(Data supplied)

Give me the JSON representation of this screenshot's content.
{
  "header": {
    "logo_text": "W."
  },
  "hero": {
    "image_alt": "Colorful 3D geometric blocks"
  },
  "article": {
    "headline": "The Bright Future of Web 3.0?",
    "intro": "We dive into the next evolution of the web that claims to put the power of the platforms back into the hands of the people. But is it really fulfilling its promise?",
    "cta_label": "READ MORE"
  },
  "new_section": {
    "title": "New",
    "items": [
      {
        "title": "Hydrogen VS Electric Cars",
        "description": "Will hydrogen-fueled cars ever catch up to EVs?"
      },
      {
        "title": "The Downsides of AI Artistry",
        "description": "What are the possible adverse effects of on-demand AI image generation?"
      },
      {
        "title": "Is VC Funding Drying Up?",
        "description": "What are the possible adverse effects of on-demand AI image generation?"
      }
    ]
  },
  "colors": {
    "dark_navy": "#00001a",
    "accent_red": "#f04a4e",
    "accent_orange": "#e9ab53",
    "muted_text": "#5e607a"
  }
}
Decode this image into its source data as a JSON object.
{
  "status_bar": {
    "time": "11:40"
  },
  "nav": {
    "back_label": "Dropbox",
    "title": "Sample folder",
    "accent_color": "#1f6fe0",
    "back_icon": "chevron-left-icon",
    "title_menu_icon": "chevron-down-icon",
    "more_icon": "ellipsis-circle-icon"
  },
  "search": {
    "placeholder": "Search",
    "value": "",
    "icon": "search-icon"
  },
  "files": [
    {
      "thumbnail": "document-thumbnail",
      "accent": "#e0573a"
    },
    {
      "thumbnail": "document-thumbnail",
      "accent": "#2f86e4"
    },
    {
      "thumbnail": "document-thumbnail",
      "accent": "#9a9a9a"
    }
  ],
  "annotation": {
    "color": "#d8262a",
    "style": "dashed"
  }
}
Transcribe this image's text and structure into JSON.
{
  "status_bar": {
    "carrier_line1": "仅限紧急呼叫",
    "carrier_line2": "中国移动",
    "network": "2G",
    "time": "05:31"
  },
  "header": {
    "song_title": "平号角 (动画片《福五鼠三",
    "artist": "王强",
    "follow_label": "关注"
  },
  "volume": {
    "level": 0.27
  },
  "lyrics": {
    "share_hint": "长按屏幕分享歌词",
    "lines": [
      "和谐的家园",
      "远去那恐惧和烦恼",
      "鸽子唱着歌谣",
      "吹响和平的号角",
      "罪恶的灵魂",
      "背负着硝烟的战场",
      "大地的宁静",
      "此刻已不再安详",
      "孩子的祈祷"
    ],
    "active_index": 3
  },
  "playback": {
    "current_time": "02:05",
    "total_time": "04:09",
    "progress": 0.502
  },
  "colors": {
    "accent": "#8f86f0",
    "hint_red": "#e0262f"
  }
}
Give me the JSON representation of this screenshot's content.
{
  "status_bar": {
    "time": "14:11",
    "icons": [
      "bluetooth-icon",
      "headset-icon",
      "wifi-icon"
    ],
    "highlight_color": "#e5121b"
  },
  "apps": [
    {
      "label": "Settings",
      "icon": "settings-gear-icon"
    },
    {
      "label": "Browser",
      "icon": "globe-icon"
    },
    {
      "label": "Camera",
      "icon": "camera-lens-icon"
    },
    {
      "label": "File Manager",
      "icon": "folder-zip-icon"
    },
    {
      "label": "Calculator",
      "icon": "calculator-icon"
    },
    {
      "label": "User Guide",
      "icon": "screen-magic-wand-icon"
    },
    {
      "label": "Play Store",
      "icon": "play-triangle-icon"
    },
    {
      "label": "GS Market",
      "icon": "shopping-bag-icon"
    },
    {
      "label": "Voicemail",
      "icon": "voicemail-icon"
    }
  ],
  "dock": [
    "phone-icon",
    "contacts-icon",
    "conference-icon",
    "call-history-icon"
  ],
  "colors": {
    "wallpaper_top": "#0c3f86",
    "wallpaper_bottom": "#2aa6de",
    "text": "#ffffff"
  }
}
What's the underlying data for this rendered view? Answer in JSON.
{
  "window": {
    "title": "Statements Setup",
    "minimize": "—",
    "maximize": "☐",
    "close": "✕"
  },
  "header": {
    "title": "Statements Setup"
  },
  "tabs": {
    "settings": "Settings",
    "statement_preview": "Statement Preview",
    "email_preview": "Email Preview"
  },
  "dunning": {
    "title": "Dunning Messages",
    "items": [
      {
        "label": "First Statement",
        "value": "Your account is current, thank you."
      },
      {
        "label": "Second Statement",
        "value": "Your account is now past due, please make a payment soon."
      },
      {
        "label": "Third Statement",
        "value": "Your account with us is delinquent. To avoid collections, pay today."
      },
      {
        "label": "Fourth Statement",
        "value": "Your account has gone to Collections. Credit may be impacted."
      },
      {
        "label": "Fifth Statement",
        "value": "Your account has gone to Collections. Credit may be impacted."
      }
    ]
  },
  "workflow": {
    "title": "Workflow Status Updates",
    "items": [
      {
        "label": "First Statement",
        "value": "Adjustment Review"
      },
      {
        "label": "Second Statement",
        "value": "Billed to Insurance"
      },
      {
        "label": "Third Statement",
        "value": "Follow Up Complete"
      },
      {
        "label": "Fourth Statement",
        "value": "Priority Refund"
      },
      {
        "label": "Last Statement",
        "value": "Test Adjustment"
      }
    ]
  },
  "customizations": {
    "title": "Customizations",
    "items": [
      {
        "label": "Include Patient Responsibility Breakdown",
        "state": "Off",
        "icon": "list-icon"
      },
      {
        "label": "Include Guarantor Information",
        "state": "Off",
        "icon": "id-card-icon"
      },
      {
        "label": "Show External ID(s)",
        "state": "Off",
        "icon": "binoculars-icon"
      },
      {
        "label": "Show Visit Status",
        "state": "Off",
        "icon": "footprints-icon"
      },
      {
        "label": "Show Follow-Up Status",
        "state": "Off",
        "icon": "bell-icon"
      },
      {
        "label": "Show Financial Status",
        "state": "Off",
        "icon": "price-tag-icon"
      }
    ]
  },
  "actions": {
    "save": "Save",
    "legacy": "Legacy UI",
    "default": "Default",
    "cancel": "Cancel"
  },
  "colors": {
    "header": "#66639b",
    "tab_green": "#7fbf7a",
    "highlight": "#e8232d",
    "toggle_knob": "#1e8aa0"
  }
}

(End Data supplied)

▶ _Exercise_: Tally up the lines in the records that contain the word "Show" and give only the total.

▶ _Your solution_: 4